§ EXERCISE BRIEF
The answer must be a bare number: the count of lines below that contain "right".

§ Data about app and page elements
--*--

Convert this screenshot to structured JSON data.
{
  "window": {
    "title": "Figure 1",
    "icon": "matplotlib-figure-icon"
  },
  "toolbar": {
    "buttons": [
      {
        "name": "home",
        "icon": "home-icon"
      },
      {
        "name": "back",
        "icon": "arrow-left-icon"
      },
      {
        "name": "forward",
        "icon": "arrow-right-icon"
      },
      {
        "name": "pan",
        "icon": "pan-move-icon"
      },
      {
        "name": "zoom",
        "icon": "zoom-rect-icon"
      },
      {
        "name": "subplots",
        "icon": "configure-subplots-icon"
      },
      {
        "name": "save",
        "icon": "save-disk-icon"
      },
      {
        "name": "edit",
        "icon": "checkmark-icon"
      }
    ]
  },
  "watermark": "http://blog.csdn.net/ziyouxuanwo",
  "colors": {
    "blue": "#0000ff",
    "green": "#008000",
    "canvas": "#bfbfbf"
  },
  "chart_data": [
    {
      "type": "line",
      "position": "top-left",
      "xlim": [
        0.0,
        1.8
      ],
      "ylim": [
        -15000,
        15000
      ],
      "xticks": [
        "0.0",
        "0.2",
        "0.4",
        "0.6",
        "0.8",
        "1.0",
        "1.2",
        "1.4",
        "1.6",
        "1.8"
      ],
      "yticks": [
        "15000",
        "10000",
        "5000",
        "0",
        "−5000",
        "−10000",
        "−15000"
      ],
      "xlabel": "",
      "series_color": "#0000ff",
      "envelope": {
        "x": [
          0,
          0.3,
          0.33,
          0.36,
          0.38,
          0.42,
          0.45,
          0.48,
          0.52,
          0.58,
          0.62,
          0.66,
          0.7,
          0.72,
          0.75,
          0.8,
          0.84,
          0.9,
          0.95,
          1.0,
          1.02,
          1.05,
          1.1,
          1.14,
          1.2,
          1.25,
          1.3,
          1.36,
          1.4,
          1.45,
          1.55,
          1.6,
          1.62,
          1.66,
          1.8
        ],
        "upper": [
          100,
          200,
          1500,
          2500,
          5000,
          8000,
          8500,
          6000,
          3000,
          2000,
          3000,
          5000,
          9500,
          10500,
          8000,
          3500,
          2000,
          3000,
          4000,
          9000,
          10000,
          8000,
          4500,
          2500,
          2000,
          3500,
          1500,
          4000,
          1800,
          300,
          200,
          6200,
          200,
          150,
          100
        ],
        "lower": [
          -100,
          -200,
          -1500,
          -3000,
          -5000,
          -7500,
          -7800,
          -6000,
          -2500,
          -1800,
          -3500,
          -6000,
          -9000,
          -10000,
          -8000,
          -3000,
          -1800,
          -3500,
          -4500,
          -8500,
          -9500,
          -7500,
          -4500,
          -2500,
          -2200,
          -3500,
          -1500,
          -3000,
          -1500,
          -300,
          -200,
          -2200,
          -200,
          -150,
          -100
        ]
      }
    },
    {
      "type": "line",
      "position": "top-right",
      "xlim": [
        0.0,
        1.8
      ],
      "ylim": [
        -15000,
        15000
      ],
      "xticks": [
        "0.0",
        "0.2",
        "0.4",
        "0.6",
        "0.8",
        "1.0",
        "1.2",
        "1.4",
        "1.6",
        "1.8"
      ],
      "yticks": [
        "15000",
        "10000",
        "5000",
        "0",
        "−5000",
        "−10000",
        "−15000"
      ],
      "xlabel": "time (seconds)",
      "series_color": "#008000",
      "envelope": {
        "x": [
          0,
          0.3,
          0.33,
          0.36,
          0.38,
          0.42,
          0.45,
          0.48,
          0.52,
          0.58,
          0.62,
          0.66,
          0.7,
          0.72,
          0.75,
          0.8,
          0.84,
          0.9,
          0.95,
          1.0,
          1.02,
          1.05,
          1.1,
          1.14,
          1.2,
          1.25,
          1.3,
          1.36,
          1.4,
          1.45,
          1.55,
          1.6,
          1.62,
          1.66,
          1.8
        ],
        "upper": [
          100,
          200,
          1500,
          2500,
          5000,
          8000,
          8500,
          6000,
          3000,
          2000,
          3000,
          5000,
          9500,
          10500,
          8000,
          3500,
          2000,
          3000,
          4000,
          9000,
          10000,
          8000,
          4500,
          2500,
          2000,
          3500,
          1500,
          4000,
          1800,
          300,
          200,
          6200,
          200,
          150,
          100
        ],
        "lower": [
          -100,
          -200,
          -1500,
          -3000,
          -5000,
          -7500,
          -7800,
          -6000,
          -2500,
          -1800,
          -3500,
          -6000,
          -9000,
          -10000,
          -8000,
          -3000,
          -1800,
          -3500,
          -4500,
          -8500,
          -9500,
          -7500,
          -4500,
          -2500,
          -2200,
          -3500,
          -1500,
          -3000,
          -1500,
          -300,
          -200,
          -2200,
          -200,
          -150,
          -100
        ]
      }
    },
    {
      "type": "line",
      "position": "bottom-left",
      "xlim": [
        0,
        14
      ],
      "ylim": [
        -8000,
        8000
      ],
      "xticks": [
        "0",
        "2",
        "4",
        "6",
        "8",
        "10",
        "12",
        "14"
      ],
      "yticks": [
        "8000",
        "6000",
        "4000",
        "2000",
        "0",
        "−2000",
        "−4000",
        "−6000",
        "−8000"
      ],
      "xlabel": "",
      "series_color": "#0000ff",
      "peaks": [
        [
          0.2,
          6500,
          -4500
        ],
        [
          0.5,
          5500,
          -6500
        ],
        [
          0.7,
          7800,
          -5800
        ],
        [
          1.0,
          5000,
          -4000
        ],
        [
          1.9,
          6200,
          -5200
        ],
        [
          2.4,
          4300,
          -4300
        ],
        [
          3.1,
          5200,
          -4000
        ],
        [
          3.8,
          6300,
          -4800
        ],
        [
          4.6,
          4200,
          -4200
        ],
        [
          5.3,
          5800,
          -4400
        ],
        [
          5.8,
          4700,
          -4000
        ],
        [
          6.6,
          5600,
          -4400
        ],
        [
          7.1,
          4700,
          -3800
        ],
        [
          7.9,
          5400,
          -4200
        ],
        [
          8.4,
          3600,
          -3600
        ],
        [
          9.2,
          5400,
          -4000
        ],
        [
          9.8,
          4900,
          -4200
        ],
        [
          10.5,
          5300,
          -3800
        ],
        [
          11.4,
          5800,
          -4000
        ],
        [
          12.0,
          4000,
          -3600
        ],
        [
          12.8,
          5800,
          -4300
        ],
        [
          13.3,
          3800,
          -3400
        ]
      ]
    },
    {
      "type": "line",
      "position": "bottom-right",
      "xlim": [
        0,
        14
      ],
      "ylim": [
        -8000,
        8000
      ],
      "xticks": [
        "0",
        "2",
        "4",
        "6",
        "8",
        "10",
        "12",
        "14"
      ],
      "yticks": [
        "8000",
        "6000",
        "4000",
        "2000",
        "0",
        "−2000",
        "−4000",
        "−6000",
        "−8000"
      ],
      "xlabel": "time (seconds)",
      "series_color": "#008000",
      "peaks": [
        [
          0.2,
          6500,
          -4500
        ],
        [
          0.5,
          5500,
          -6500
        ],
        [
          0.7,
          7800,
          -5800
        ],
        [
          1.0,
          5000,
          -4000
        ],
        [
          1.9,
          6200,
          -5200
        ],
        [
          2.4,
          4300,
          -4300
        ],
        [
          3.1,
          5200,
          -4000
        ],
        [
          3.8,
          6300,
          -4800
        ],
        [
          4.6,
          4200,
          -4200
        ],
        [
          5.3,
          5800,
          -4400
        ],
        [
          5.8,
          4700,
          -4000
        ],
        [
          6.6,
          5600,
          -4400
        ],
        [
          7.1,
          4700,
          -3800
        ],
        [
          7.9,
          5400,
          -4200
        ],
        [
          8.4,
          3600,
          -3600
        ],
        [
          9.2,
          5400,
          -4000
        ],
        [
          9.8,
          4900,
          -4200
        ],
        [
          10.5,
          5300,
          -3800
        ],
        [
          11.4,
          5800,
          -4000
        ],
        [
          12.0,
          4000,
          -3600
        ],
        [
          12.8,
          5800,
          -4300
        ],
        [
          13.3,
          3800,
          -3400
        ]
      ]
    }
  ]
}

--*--

§ COMPLETED EXERCISE
3